In a market filled with good horror comics like The Walking Dead, Locke & Key, Hellboy, B.P.R.D., Fatale, Rachel Rising, and Revival, an unheralded gem runs the risk of slipping under the radar, falling into obscurity. It would be a shame if that happened to Ray Fawkes’s new book The Spectral Engine, a graphic novel consisting of twelve short stories linked via a ghost train traveling back and forth through time across the Canadian landscape.
Fawkes (a Harvey, Eisner, and Shuster Award finalist, and author of the 2011 graphic novel One Soul) focuses on tales from Canadian history and folklore, stories most Americans have probably never heard of, which is really the point. These are tales of forgotten lives, souls who hunger for companionship, recognition and purpose in the world. They’re often caught trying to do the right thing when tragedy takes them, leaving their spirits destined to travel back and forth across the centuries on the ghost train. We see a ship’s captain in 1813 who would rather die an honorable death than suffer defeat, a nun in the Northwestern Territories who dies an accidental death while seeking to help a man in need, and the daughter of an Assiniboine Sioux chief who marries a rival Cree to keep peace between two tribes in 1695, just to name a few.

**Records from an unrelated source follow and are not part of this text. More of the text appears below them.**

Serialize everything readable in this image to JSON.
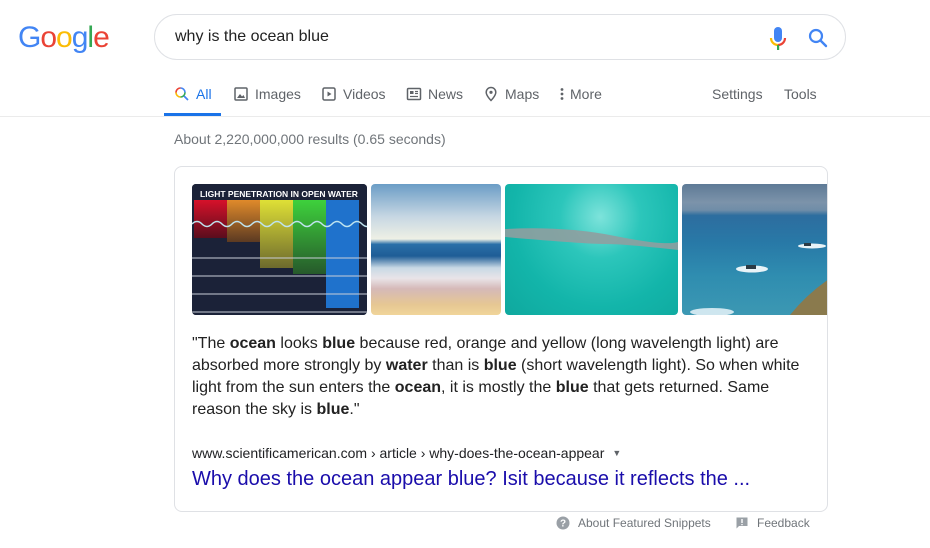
{
  "logo": {
    "letters": [
      {
        "ch": "G",
        "color": "#4285F4"
      },
      {
        "ch": "o",
        "color": "#EA4335"
      },
      {
        "ch": "o",
        "color": "#FBBC05"
      },
      {
        "ch": "g",
        "color": "#4285F4"
      },
      {
        "ch": "l",
        "color": "#34A853"
      },
      {
        "ch": "e",
        "color": "#EA4335"
      }
    ]
  },
  "search": {
    "query": "why is the ocean blue",
    "mic_icon": "microphone-icon",
    "search_icon": "magnifier-icon"
  },
  "tabs": {
    "all": "All",
    "images": "Images",
    "videos": "Videos",
    "news": "News",
    "maps": "Maps",
    "more": "More",
    "settings": "Settings",
    "tools": "Tools",
    "active": "All"
  },
  "results_stats": "About 2,220,000,000 results (0.65 seconds)",
  "featured_snippet": {
    "images": [
      {
        "alt": "Light penetration in open water diagram",
        "caption": "LIGHT PENETRATION IN OPEN WATER"
      },
      {
        "alt": "Beach with waves"
      },
      {
        "alt": "Aerial view of road across turquoise water"
      },
      {
        "alt": "Boats on blue sea near cliff"
      }
    ],
    "quote_segments": [
      {
        "text": "\"The ",
        "bold": false
      },
      {
        "text": "ocean",
        "bold": true
      },
      {
        "text": " looks ",
        "bold": false
      },
      {
        "text": "blue",
        "bold": true
      },
      {
        "text": " because red, orange and yellow (long wavelength light) are absorbed more strongly by ",
        "bold": false
      },
      {
        "text": "water",
        "bold": true
      },
      {
        "text": " than is ",
        "bold": false
      },
      {
        "text": "blue",
        "bold": true
      },
      {
        "text": " (short wavelength light). So when white light from the sun enters the ",
        "bold": false
      },
      {
        "text": "ocean",
        "bold": true
      },
      {
        "text": ", it is mostly the ",
        "bold": false
      },
      {
        "text": "blue",
        "bold": true
      },
      {
        "text": " that gets returned. Same reason the sky is ",
        "bold": false
      },
      {
        "text": "blue",
        "bold": true
      },
      {
        "text": ".\"",
        "bold": false
      }
    ],
    "cite": "www.scientificamerican.com › article › why-does-the-ocean-appear",
    "title": "Why does the ocean appear blue? Isit because it reflects the ..."
  },
  "footer": {
    "about": "About Featured Snippets",
    "feedback": "Feedback"
  },
  "colors": {
    "accent": "#1a73e8",
    "link": "#1a0dab",
    "muted": "#70757a"
  }
}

Perhaps the most powerful and frightening story is “The Woman in Red,” which chronicles the loneliness of a young woman in metropolitan Toronto in 1966. Although Fawkes draws our attention to her by framing her face in each panel — foregrounding her as a character by literally framing her head within each panel — no one in the city notices her, not until it’s too late. When she’s finally drawn in a full-page spread, without the framing, her longing attempt to connect with a living soul is both terrifying and heartbreaking.
The Spectral Engine features black-and-white art as stark and raw as a blizzard howling across an open wound. Fawkes gives us a sense of the vastness of the seas, skies, and snowy landscapes of gloriously pure white, while the black representation of death encroaches, seeking to engulf the faintest hint of life. The characters often seem caught between the real world and the ghost world as their blank white faces betray the dread of the approaching unknown as much as the fear of death itself.
Fawkes often uses a “splatter” technique to great effect. While many of the characters are clearly delineated, the black-on-white (or white-on-black) splatters can convey many things: sweat, dirt, blood, or something dark defiling the purity of the white. His use of motion, especially in regard to the train images, carries a frenzied urgency that will leave you breathless. These are not illustrations you can easily skim over. The longer you look at them, the more you’ll see.
Many of the deaths are tragic. Some are inevitable. All are attention-getting scenes of great power. The Spectral Engine is filled with characters crying out in desperation, not necessarily to be saved, but to be recognized, to be counted as people who matter. And after all, who doesn’t want that?
The Spectral Engine also features a glow-in-the-dark cover, which on a book of such depth and beauty as this, seems like a gimmick. This graphic novel needs no gimmick because what’s inside is something of lasting worth. You can buy lots of good horror books this Halloween that will no doubt deliver many scares, but The Spectral Engine delivers not only solid scares, but separates itself from the rest of the pack by showing us not only our fears and dread, but ultimately a hope that maybe we’re not as alone and unworthy as we think.
Be sure to check out The Spectral Engine and other works by Ray Fawkes: